2. If Christianity be agreeable to reason, then it has a natural tendency to subvert all other religions in the world. All other religions are the inventions of men, and essentially different from Christianity, which God alone was able to devise and reveal to the sinful race of Adam. Those who see the reasonableness of this revealed and supernatural religion, must of course see the unreasonableness and absurdity of every other religious system. Accordingly, we find Christianity has actually turned the religious world upside down, wherever it has been embraced. li has converted men from Paganism, Judaism, Mohammedanism, Deism, Socinianism, Arianism, Arminianism and Universalism. Hence it has been called the unsociable religion. False religions will unite with each other; but Christianity condemns and opposes every false scheme, and every false principle of religion.

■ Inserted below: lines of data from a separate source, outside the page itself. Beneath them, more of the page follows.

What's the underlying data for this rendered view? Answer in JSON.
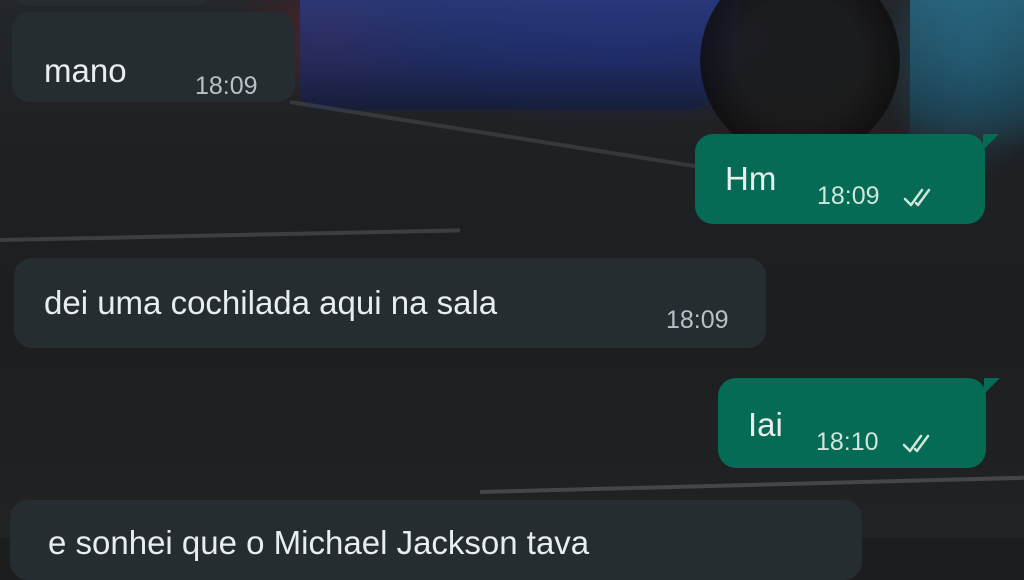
{
  "messages": [
    {
      "direction": "incoming",
      "text": "",
      "time": ""
    },
    {
      "direction": "incoming",
      "text": "mano",
      "time": "18:09"
    },
    {
      "direction": "outgoing",
      "text": "Hm",
      "time": "18:09",
      "status_icon": "double-check-icon"
    },
    {
      "direction": "incoming",
      "text": "dei uma cochilada aqui na sala",
      "time": "18:09"
    },
    {
      "direction": "outgoing",
      "text": "Iai",
      "time": "18:10",
      "status_icon": "double-check-icon"
    },
    {
      "direction": "incoming",
      "text": "e sonhei que o Michael Jackson tava",
      "time": ""
    }
  ],
  "colors": {
    "incoming_bubble": "#262d31",
    "outgoing_bubble": "#056b54",
    "text": "#e9edef"
  }
}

3. If Christianity be agreeable to reason, then the more clearly it is distinguished from natural religion, the more reasonable it will appear. Many who have undertaken to maintain the reasonableness of Christianity, have done it great injury, by pruning off its great and essential peculiarities, and endeavoring to bring it down as near as possible to natural religion, or the religion of reason. Socinians, Arians and Arminians have adopted this method to exhibit Christianity in what they view the most reasonable and amiable light. But this is basely betraying, instead of promoting the cause of revealed religion. The only proper way to convince mankind of the reasonableness of Christianity, is to represent it as a scheme of divine wisdom and grace, which contains mysteries and doctrines which no created reason could discover nor comprehend. The doctrine of the Trinity, the doctrine of the incarnation and vicarious sufferings of Christ, and the doctrines of human depravity and special, irresistible grace, are essential branches of the christian religion, and constitute its beauty and reasonableness. And the more clearly we display these peculiarities of Christianity, which distinguish it from natural religion, the more reasonable we shall make it appear in the eyes of infidels, and the more worthy of the cordial approbation of penitent sinners.